**ASSIGNED TASK**: Only the count is needed. Count the lines below with the word "JSON" in them.

**Component data from apps and pages**:
==========

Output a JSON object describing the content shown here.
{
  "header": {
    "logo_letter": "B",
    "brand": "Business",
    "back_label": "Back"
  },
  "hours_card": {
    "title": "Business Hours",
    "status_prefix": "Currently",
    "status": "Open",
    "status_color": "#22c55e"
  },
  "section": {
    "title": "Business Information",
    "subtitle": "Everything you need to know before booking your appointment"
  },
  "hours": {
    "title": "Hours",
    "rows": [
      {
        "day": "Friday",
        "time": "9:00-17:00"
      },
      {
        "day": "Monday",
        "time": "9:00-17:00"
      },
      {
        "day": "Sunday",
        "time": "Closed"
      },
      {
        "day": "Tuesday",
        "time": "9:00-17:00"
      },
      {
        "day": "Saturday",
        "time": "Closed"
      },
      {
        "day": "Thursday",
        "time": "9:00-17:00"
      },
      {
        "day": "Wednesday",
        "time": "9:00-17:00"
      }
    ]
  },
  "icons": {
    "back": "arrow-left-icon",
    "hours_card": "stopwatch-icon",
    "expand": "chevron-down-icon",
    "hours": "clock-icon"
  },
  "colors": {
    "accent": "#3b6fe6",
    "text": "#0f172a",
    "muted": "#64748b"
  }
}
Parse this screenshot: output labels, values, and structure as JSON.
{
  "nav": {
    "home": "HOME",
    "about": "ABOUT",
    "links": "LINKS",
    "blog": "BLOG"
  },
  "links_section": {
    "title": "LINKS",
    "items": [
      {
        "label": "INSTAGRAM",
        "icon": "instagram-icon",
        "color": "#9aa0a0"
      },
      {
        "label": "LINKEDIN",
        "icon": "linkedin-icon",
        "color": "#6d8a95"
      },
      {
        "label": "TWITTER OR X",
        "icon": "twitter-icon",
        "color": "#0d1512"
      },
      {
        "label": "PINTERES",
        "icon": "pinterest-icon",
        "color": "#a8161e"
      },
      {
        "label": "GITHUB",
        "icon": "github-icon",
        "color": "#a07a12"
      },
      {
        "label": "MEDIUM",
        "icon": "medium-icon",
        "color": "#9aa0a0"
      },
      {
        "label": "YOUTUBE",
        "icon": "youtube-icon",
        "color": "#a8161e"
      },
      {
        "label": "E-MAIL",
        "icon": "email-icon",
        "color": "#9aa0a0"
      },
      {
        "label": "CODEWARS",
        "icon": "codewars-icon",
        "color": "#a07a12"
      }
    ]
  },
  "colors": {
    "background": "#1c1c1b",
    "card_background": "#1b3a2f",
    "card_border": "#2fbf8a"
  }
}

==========

**REPLY TO THE EXERCISE**: 2